» **Records for this task**
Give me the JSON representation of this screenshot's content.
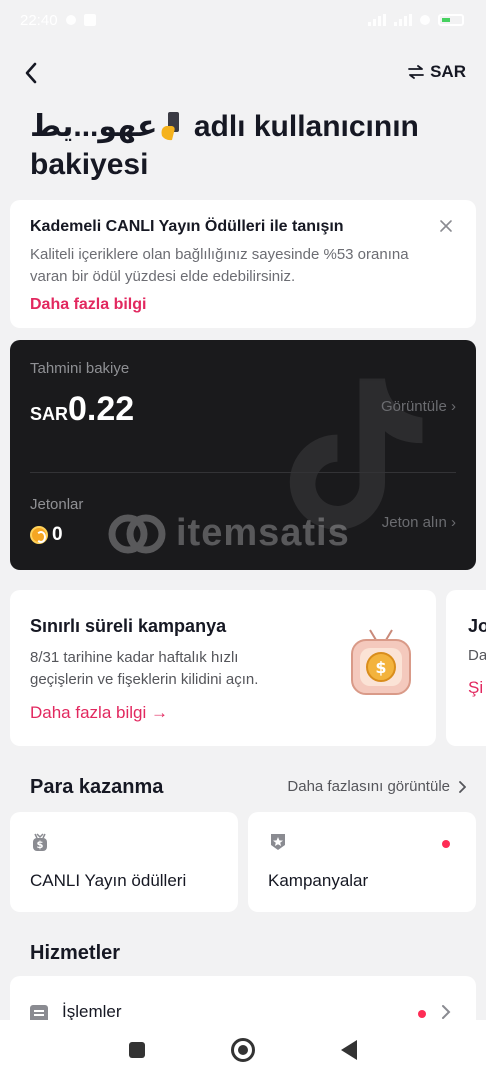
{
  "status_bar": {
    "time": "22:40"
  },
  "header": {
    "currency_label": "SAR"
  },
  "page": {
    "title_name": "عهو...يط",
    "title_rest": " adlı kullanıcının bakiyesi"
  },
  "info_card": {
    "title": "Kademeli CANLI Yayın Ödülleri ile tanışın",
    "body": "Kaliteli içeriklere olan bağlılığınız sayesinde %53 oranına varan bir ödül yüzdesi elde edebilirsiniz.",
    "link": "Daha fazla bilgi"
  },
  "balance": {
    "label": "Tahmini bakiye",
    "currency": "SAR",
    "amount": "0.22",
    "view_link": "Görüntüle ›",
    "coins_label": "Jetonlar",
    "coins_value": "0",
    "buy_link": "Jeton alın ›",
    "watermark_text": "itemsatis"
  },
  "promo": {
    "title": "Sınırlı süreli kampanya",
    "body": "8/31 tarihine kadar haftalık hızlı geçişlerin ve fişeklerin kilidini açın.",
    "link": "Daha fazla bilgi →"
  },
  "promo2": {
    "title": "Jo",
    "body": "Da",
    "link": "Şi"
  },
  "monetization": {
    "heading": "Para kazanma",
    "more": "Daha fazlasını görüntüle",
    "tiles": [
      {
        "label": "CANLI Yayın ödülleri",
        "icon": "money-bag-icon"
      },
      {
        "label": "Kampanyalar",
        "icon": "badge-star-icon"
      }
    ]
  },
  "services": {
    "heading": "Hizmetler",
    "items": [
      {
        "label": "İşlemler",
        "icon": "list-icon"
      }
    ]
  },
  "colors": {
    "accent": "#e2285f",
    "dot": "#fe2c55",
    "dark_card": "#1a1a1c",
    "background": "#f2f2f3"
  }
}
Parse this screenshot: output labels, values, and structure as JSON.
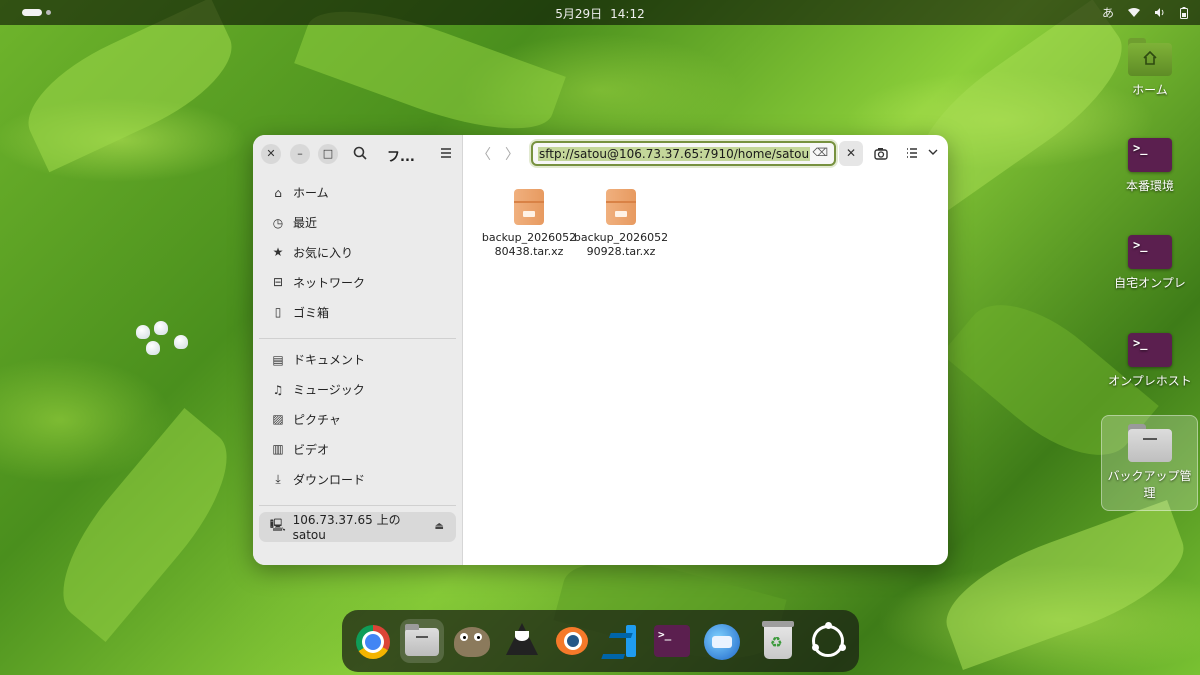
{
  "topbar": {
    "date": "5月29日",
    "time": "14:12",
    "ime": "あ"
  },
  "desktop_icons": [
    {
      "label": "ホーム",
      "icon": "home-folder-icon"
    },
    {
      "label": "本番環境",
      "icon": "terminal-icon"
    },
    {
      "label": "自宅オンプレ",
      "icon": "terminal-icon"
    },
    {
      "label": "オンプレホスト",
      "icon": "terminal-icon"
    },
    {
      "label": "バックアップ管理",
      "icon": "folder-icon"
    }
  ],
  "window": {
    "title": "フ...",
    "location": "sftp://satou@106.73.37.65:7910/home/satou",
    "sidebar": {
      "places": [
        {
          "label": "ホーム",
          "icon": "home-icon"
        },
        {
          "label": "最近",
          "icon": "clock-icon"
        },
        {
          "label": "お気に入り",
          "icon": "star-icon"
        },
        {
          "label": "ネットワーク",
          "icon": "network-icon"
        },
        {
          "label": "ゴミ箱",
          "icon": "trash-icon"
        }
      ],
      "folders": [
        {
          "label": "ドキュメント",
          "icon": "document-icon"
        },
        {
          "label": "ミュージック",
          "icon": "music-icon"
        },
        {
          "label": "ピクチャ",
          "icon": "picture-icon"
        },
        {
          "label": "ビデオ",
          "icon": "video-icon"
        },
        {
          "label": "ダウンロード",
          "icon": "download-icon"
        }
      ],
      "mounts": [
        {
          "label": "106.73.37.65 上の satou",
          "icon": "computer-icon"
        }
      ]
    },
    "files": [
      {
        "name": "backup_202605280438.tar.xz",
        "icon": "archive-icon"
      },
      {
        "name": "backup_202605290928.tar.xz",
        "icon": "archive-icon"
      }
    ]
  },
  "dock": [
    {
      "app": "Google Chrome",
      "icon": "chrome-icon"
    },
    {
      "app": "Files",
      "icon": "files-icon"
    },
    {
      "app": "GIMP",
      "icon": "gimp-icon"
    },
    {
      "app": "Inkscape",
      "icon": "inkscape-icon"
    },
    {
      "app": "Blender",
      "icon": "blender-icon"
    },
    {
      "app": "Visual Studio Code",
      "icon": "vscode-icon"
    },
    {
      "app": "Terminal",
      "icon": "terminal-icon"
    },
    {
      "app": "Thunderbird",
      "icon": "thunderbird-icon"
    },
    {
      "app": "Trash",
      "icon": "trash-icon"
    },
    {
      "app": "Show Apps",
      "icon": "ubuntu-icon"
    }
  ]
}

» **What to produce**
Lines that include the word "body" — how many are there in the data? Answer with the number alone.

» **Response to this task**
3